POTSDAM — The village’s proposal to end fluoridation has drawn criticism from local and non-local dentists.
“The most vulnerable are the ones that benefit the most from fluoridation,” said Lee H. Akin, a surgeon at North Country Oral and Maxillofacial Surgery in Potsdam. He also serves as the president of the local dental society, which covers St. Lawrence County.
“(The local dentists are) all for it,” he said. “They’re all for community water fluoridation.”
While Dr. Akin readily acknowledges he is not an expert on fluoridation, he wonders why the trustees would end a practice recommended by the Centers for Disease Control and Prevention, the American Dental Association, the Department of Health and other nationally recognized public health bodies.
Dr. Akin and other local dentists have not spoken publicly on the issue yet, in part because they were not aware that the issue was being considered by the village trustees. But Dr. Akin and others, including Aaron Acre, a dentist at the Potsdam Center for Innovative Dental Technologies, plan to attend the public hearing at 6:30 p.m. Oct. 2.
“I think it’s an absolute shame if they were to discontinue fluoridating the water,” said Dr. Acre. “To me, it’s no different to adding vitamin D to milk or folic acid in bread or extra calcium in orange juice.”
For those that do not wish to drink fluoride, Dr. Acre says it can be easily filtered out, or people can drink bottled water, but that municipal fluoridation is too valuable to end for the entire village over the concerns of a few.

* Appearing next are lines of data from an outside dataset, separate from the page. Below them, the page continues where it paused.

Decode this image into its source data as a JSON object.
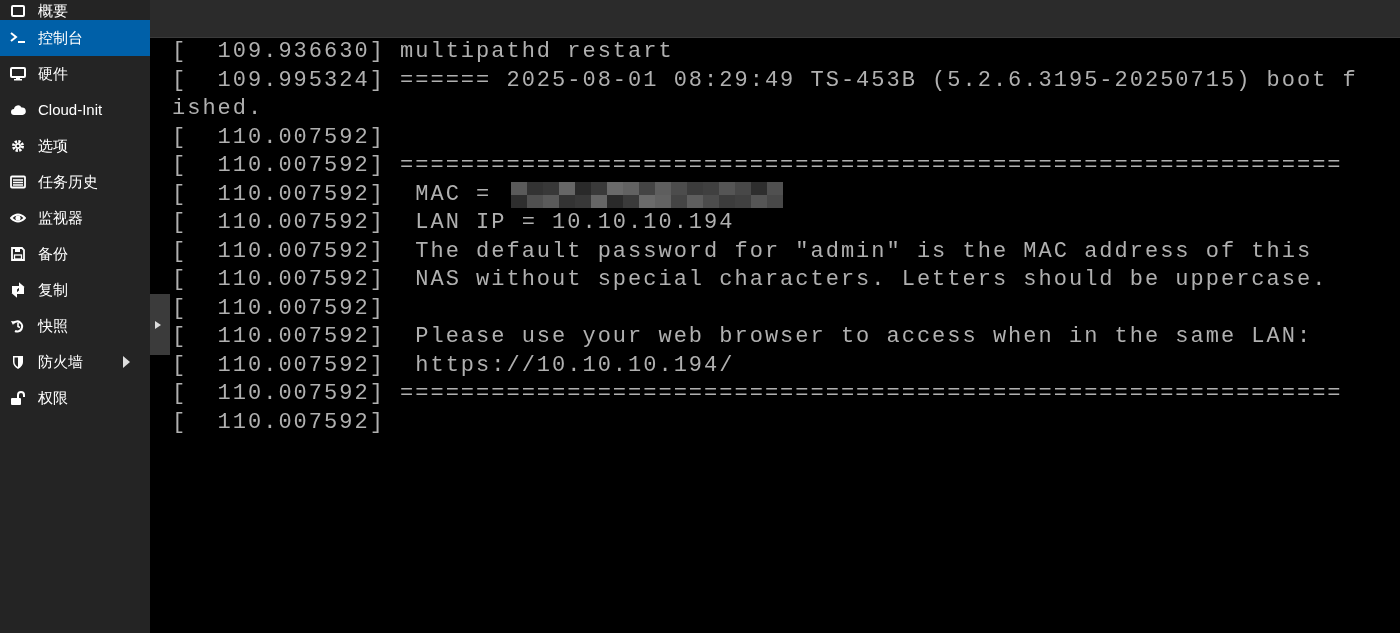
{
  "sidebar": {
    "items": [
      {
        "label": "概要",
        "selected": false,
        "expandable": false
      },
      {
        "label": "控制台",
        "selected": true,
        "expandable": false
      },
      {
        "label": "硬件",
        "selected": false,
        "expandable": false
      },
      {
        "label": "Cloud-Init",
        "selected": false,
        "expandable": false
      },
      {
        "label": "选项",
        "selected": false,
        "expandable": false
      },
      {
        "label": "任务历史",
        "selected": false,
        "expandable": false
      },
      {
        "label": "监视器",
        "selected": false,
        "expandable": false
      },
      {
        "label": "备份",
        "selected": false,
        "expandable": false
      },
      {
        "label": "复制",
        "selected": false,
        "expandable": false
      },
      {
        "label": "快照",
        "selected": false,
        "expandable": false
      },
      {
        "label": "防火墙",
        "selected": false,
        "expandable": true
      },
      {
        "label": "权限",
        "selected": false,
        "expandable": false
      }
    ]
  },
  "console": {
    "lines": [
      {
        "text": "[  109.936630] multipathd restart",
        "redacted": false
      },
      {
        "text": "[  109.995324] ====== 2025-08-01 08:29:49 TS-453B (5.2.6.3195-20250715) boot f",
        "redacted": false
      },
      {
        "text": "ished.",
        "redacted": false
      },
      {
        "text": "[  110.007592]",
        "redacted": false
      },
      {
        "text": "[  110.007592] ==============================================================",
        "redacted": false
      },
      {
        "text": "[  110.007592]  MAC =",
        "redacted": true
      },
      {
        "text": "[  110.007592]  LAN IP = 10.10.10.194",
        "redacted": false
      },
      {
        "text": "[  110.007592]  The default password for \"admin\" is the MAC address of this",
        "redacted": false
      },
      {
        "text": "[  110.007592]  NAS without special characters. Letters should be uppercase.",
        "redacted": false
      },
      {
        "text": "[  110.007592]",
        "redacted": false
      },
      {
        "text": "[  110.007592]  Please use your web browser to access when in the same LAN:",
        "redacted": false
      },
      {
        "text": "[  110.007592]  https://10.10.10.194/",
        "redacted": false
      },
      {
        "text": "[  110.007592] ==============================================================",
        "redacted": false
      },
      {
        "text": "[  110.007592]",
        "redacted": false
      }
    ]
  }
}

“It’s proven that it’s safe … (and the) best way to prevent dental issues,” he said.
The issue was brought to Dr. Akin’s attention by Tom Curran, a retired oral—maxillofacial surgeon living outside Rochester.
Dr. Curran learned about the proposal from his position as the chair of the water fluoridation committee for the New York State Oral Health Coalition. He wrote an email expressing his support for fluoride to the village trustees, and contacted Dr. Akin, among other local dentists.
“All water contains fluoride, it’s just a matter of pumping it up to the right level,” said Dr. Curran.
Dr. Curran said that, according to Public Health Law 1100-a, local municipalities can decide to discontinue fluoridation. As part of their decision, they must consult with health professionals and explore alternatives to fluoridation, which “may include formal alternatives provided by or at the expense of the (municipalities) or other alternatives available to the public.”
Of the available alternatives, however, none are as cost effective as fluoridation, according to Dr. Curran. Moreover, fluoridating the water saves money in public health costs.
“I don’t think the village trustees understand they are robbing Peter to pay Paul,” said Dr. Curran.
The issue of fluoridation came up initially when the village received a grant from the state to do an engineering study on its fluoridation equipment to see what it would take to rehabilitate the system. At the same time, a number of residents began expressing concerns about continuing fluoridation.
If the village does decide to end fluoridation, they will have to return the grant funding.
*Original article online at http://www.watertowndailytimes.com/news05/local-dentists-express-support-for-water-fluoridation-20170924